  12. dady tell me i dumb before he leve, but i find out i just tarded

  13. \de·fer/diˈfər/Verb
    1. Put off (an action or event) to a later time; postpone.
    He’d not be giving up any money… just the time value of money which I am assuming would be compensated for.

  14. For what it’s worth, here’s the projected Blue Jays lineup’s OPS against RHP last season:

    CF Davis (.666)
    SS Escobar (.634)
    3B Bautista (1.030) (!!!)
    1B Lind (.829)
    2B Hill (.729)
    DH Encarnacion (.755)
    RF Snider (.783)
    LF Rivera (.721)
    C Arencibia (N/A)
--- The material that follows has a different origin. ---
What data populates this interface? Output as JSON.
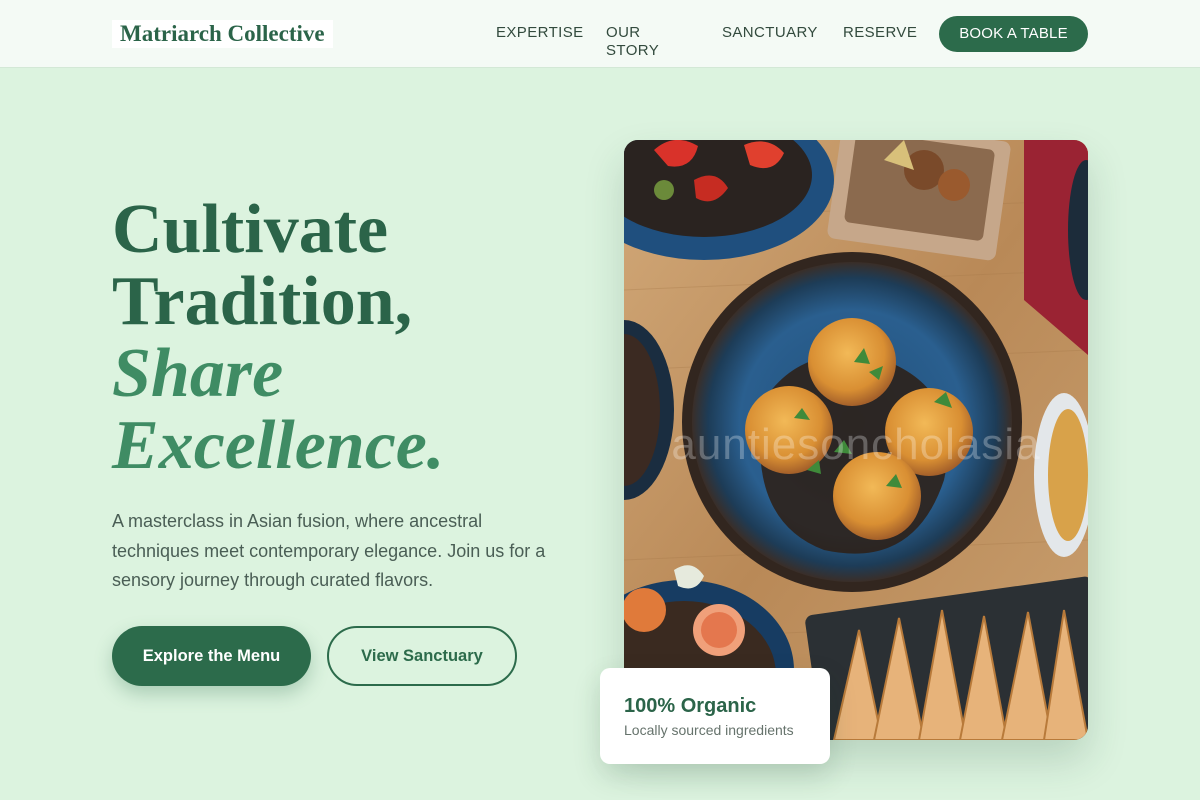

    Also keeping in mind how abysmal this team was against LHP last year, it’s hard to scoff at Baltimore’s lineup based on these numbers. Not that I expect the Orioles to finish anywhere other than 5th place, but their lineup isn’t really that terrible.

  15. I guess a TSTOAF column is the best place for a link to this article about Strat-O-Matic Baseball as they near their 50th anniversary:
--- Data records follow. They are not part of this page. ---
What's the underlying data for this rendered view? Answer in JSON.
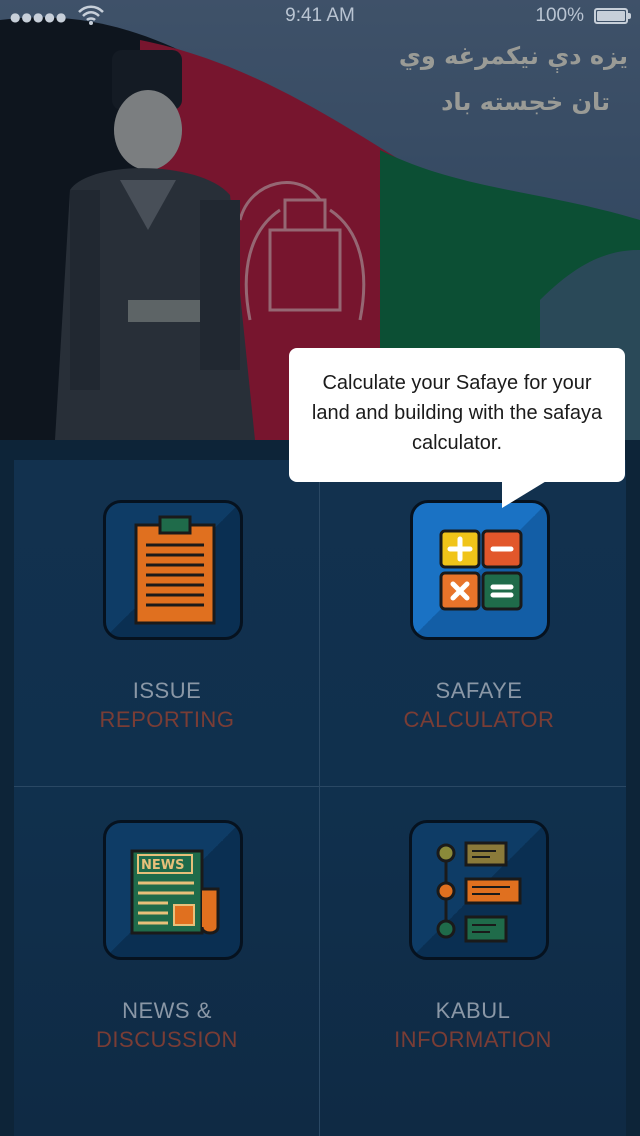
{
  "status_bar": {
    "signal": "●●●●●",
    "time": "9:41 AM",
    "battery_percent": "100%",
    "battery_level": 1.0,
    "icons": [
      "signal-dots-icon",
      "wifi-icon",
      "battery-icon"
    ]
  },
  "banner": {
    "line1": "یزه دې نیکمرغه وي",
    "line2": "تان خجسته باد",
    "flag_colors": [
      "#111111",
      "#c8102e",
      "#007a36"
    ]
  },
  "tooltip": {
    "text": "Calculate your Safaye for your land and building with the safaya calculator."
  },
  "tiles": [
    {
      "line1": "ISSUE",
      "line2": "REPORTING",
      "icon": "clipboard-icon"
    },
    {
      "line1": "SAFAYE",
      "line2": "CALCULATOR",
      "icon": "calculator-icon"
    },
    {
      "line1": "NEWS &",
      "line2": "DISCUSSION",
      "icon": "newspaper-icon"
    },
    {
      "line1": "KABUL",
      "line2": "INFORMATION",
      "icon": "timeline-list-icon"
    }
  ],
  "colors": {
    "background": "#0d2438",
    "label_primary": "#8a97a6",
    "label_secondary": "#7a3d35",
    "calc_plus": "#f0c419",
    "calc_minus": "#e2572b",
    "calc_times": "#e8742a",
    "calc_equals": "#1f6b4a"
  }
}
    http://sportsillustrated.cnn.com/2011/writers/joe_lemire/02/10/strat.o.matic/index.html?eref=sihp

    Tremendous article about Strat-O-Matic, the game of baseball, and the difficulty of father/son relationships. Well worth the read. Strat-O-Matic is where my love of baseball really took off. I remember wearing out the 1980, and 1982-1985 cards (I was too pissed off with the players to get the 1981 cards and I felt the shortened season wasn’t worth it) as a kid. I used to get so pissed off when George Brett couldn’t get a hit every time up with that .390 average in 1980. Good times. :) Yessiree I’m a baseball nerd, but that’s OK. I’m in good company on this site. ;)

  16. Wow, I had no idea Davis and Escobar were such dogshit against RHP. You gotta think Hill will bounce back to his career average, which is still nothing special, even if you throw last year’s results out of the mix. Throw out 2009′s career year and it starts to look grim. With that decent split against righties, how on earth did Lind have such a bad year, you might wonder. OPS against lefties of .341! Which seems almost impossible.

Leave a Reply

Your email address will not be published. Required fields are marked *